Cebollada, S.; Payá, L.; Mayol, W.; Reinoso, O.
Evaluation of Clustering Methods in Compression of Topological Models and Visual Place Recognition Using Global Appearance Descriptors. *Appl.
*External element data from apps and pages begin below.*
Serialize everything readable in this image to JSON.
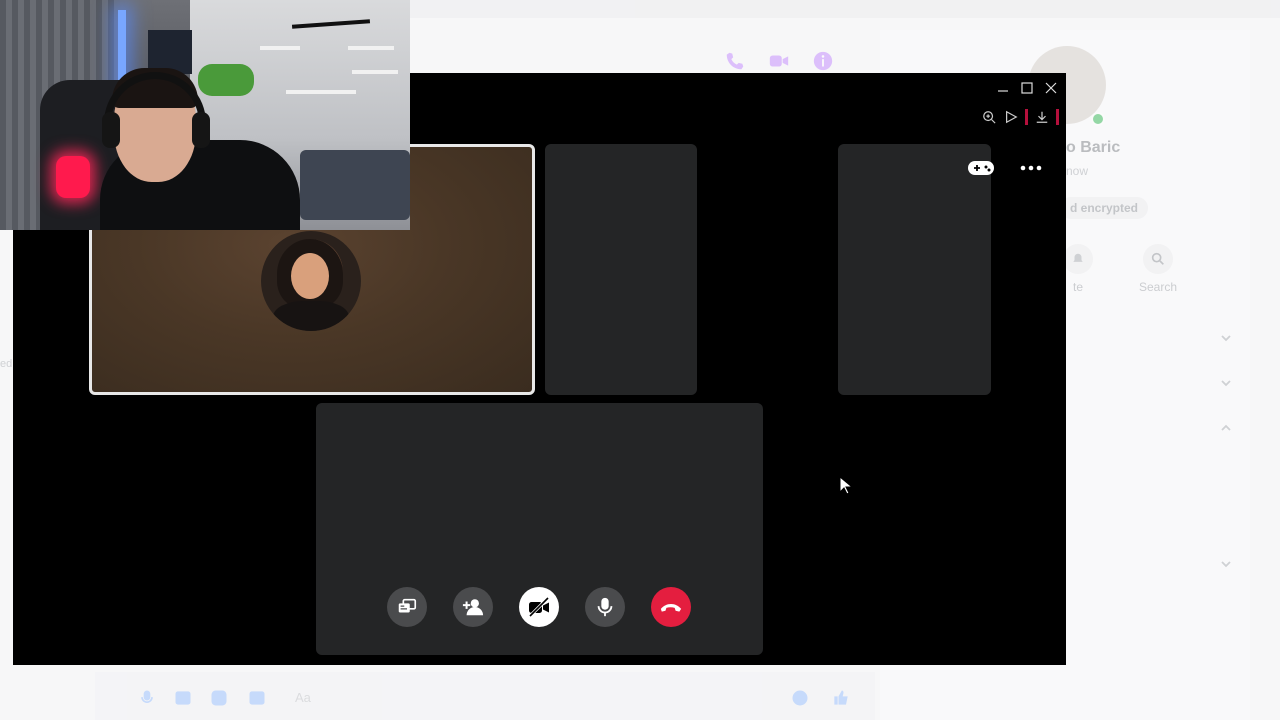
{
  "background": {
    "contact_name": "o Baric",
    "contact_status": "now",
    "encryption_badge": "d encrypted",
    "actions": [
      {
        "label": "te",
        "icon": "bell-icon"
      },
      {
        "label": "Search",
        "icon": "search-icon"
      }
    ],
    "left_fragment": "ed",
    "composer_placeholder": "Aa"
  },
  "call": {
    "participants": [
      {
        "id": "main",
        "has_avatar": true
      },
      {
        "id": "p2",
        "has_avatar": false
      },
      {
        "id": "p3",
        "has_avatar": false
      },
      {
        "id": "p4",
        "has_avatar": false
      }
    ],
    "controls": [
      {
        "name": "share-screen-button",
        "icon": "share-screen-icon"
      },
      {
        "name": "add-person-button",
        "icon": "add-person-icon"
      },
      {
        "name": "camera-off-button",
        "icon": "camera-off-icon"
      },
      {
        "name": "microphone-button",
        "icon": "microphone-icon"
      },
      {
        "name": "end-call-button",
        "icon": "end-call-icon"
      }
    ],
    "colors": {
      "end_call": "#e41e3f",
      "tile": "#242526",
      "accent_bar": "#b5103c"
    }
  },
  "colors": {
    "messenger_accent": "#a033ff",
    "online_dot": "#45bd62"
  }
}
Sci.* **2019**, *9*, 377.
https://doi.org/10.3390/app9030377

**AMA Style**

Cebollada S, Payá L, Mayol W, Reinoso O.
Evaluation of Clustering Methods in Compression of Topological Models and Visual Place Recognition Using Global Appearance Descriptors. *Applied Sciences*. 2019; 9(3):377.
https://doi.org/10.3390/app9030377

**Chicago/Turabian Style**

Cebollada, Sergio, Luis Payá, Walterio Mayol, and Oscar Reinoso.
2019. "Evaluation of Clustering Methods in Compression of Topological Models and Visual Place Recognition Using Global Appearance Descriptors" *Applied Sciences* 9, no. 3: 377.
https://doi.org/10.3390/app9030377